Cath is determined to choose her own destiny. But in a land thriving with magic, madness, and monsters, fate has other plans. (via Goodreads)
Though well-told and possessing a good story, clever uses of traditional Wonderland elements, fun worldbuilding, and great characters, I had a hard time getting through this one because of the love triangle. Ugh. I really, really hate love triangles.
Initially, I liked the main character Catherine. She's a likable, lovely character, who lives for baking despite it's being an improper pastime for a lady. She's easy to sympathize with, too, because she's set upon by her busy-body mother, who wants her to find a rich husband and get through a single day without covering something in flour! It's no wonder Catherine feels she can't tell her parents what she longs for and dreams of: to open her own bakery. I liked Catherine because really she wants so little -a bakery, for goodness' sake! She just wants to make and sell cakes and pastries and tarts!- and I wanted her to have that more than anything.
What I loved most about Catherine, though, was how Meyer wrote her in the beginning as such a sweet, likable, innocent young woman -but every once in a while, when she's so boiling mad or frustrated, she says or thinks something and I went 'Aha! There's the Queen of Hearts!'

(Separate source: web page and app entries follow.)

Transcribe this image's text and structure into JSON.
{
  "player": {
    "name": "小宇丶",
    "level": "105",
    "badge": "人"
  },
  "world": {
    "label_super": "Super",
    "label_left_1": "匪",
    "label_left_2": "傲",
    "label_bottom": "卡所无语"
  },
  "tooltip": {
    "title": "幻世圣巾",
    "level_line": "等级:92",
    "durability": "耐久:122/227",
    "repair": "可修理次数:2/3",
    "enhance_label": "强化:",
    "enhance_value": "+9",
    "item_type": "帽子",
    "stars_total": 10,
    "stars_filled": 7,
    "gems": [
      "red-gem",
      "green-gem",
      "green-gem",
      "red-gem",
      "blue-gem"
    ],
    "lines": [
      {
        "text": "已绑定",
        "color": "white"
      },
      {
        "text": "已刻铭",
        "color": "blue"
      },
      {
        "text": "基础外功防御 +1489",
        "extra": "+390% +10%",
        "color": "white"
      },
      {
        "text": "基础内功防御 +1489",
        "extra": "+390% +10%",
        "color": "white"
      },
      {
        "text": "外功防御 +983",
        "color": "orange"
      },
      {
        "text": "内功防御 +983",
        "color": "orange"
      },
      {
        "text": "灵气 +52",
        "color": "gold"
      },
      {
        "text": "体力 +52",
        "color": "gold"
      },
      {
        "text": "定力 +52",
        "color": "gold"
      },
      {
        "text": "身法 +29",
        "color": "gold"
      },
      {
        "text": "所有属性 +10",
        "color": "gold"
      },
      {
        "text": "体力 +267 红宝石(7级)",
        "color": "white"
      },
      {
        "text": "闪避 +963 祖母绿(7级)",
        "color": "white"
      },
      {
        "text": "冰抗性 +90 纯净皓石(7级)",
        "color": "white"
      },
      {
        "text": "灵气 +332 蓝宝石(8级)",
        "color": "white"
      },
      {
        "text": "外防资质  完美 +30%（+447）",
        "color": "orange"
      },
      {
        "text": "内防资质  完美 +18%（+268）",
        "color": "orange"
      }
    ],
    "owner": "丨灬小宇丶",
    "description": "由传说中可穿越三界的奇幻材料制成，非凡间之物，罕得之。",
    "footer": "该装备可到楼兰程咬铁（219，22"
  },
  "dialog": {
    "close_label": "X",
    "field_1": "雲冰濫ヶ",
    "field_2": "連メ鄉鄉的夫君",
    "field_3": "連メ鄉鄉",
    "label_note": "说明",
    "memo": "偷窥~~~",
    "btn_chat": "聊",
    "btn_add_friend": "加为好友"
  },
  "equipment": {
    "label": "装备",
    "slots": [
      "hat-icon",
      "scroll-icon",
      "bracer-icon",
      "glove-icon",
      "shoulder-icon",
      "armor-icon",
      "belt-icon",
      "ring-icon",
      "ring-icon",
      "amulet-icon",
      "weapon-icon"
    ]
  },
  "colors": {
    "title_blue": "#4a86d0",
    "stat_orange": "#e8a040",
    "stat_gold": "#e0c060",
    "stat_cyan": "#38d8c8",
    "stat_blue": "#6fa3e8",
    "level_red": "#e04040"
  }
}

The love triangle was rather infuriating. At first, it was fine. It's the plot of the story -does she choose the King or Jest? Why and why not?- but the middle of the story became so bogged down in this hysteria of emotions as Catherine is floundering between the two of them and between her dreams and her parents' expectations that I WANTED TO TEAR MY HAIR OUT! Meyer tried to compensate for the prominent love triangle by adding in some intrigue, Jabberwocky attacks, and a mystery, all of which is good and really adds to the story, but most of these elements were not capitalized upon during this boggy middle, which made it even worse. While I was impatient to figure out what the Jabberwocky was after and why Hatta seems to despise Catherine so much, Catherine was focused solely on her love woes.
Catherine, who starts out as a really great character, quickly went downhill for me because she won't grow a spine. I didn't mind that she was a fairly meek character; what I didn't like is that she won't speak up for herself, that she lets her mother and the king walk all over her, that she leads the King and Jest on without actually acting on any of the promises she makes them, AND THEN SHE PLAYS HERSELF AS THE VICTIM, moping and complaining that she has no control over her life! The most infuriating thing is that she doesn't notice this in herself, even at its most extreme.
However, there's a flip side to this. As much as Catherine grew to infuriate me with her fickle nature and her tendency to refuse to act and then blame others for her problems -or worse, to act and then blame others for the consequences of those actions- these are the exact traits that eventually form her into the Queen of Hearts.
Now can you see my dilemma?! One of the key things I didn't like about this book is exactly what makes it such a great villain origin story! Meyer knew exactly what she was doing when she wrote Cath.
On the note of villain origin stories, I gladly give Marissa Meyer a standing ovation because she did not fall into the trap so often seen of late, of casting the 'villains' in the role of misunderstood heroes (al a the film 'Maleficent' and Valentino's 'Fairest of All'). What she gives us in Catherine is a young woman who starts off a mostly good person, but because of how her life turns out, she comes to rely on her flaws. Meyer makes the Queen of Hearts a sympathetic character, but she's no less of a villain for that.
Despite how downright infuriating I found Catherine at many points in the book, I've come to terms with that because this is an excellently-crafted character arc and a great story. My biggest complaint was that boggy middle of the story; I almost DNFed it there, because ugghh love triangles. While I'm glad I suffered through that to the chilling finale, I don't know that I would re-read this.
While not as good as her Lunar Chronicles, it's definitely another feather in Meyer's cap. Because of the prominent love triangle, it simply wasn't my, well, cup of tea.
Speaking of the Mad Hatter... Meyer's version -the rather haunted and bitter Hatta- was, by far, my favorite character in this book, and I bemoan that he didn't have a larger or more prominent role in the story. If she writes a Hatta prequel I will be lining up for that book.
What did you think of Heartless?
What's your favorite adaptation of Alice in Wonderland?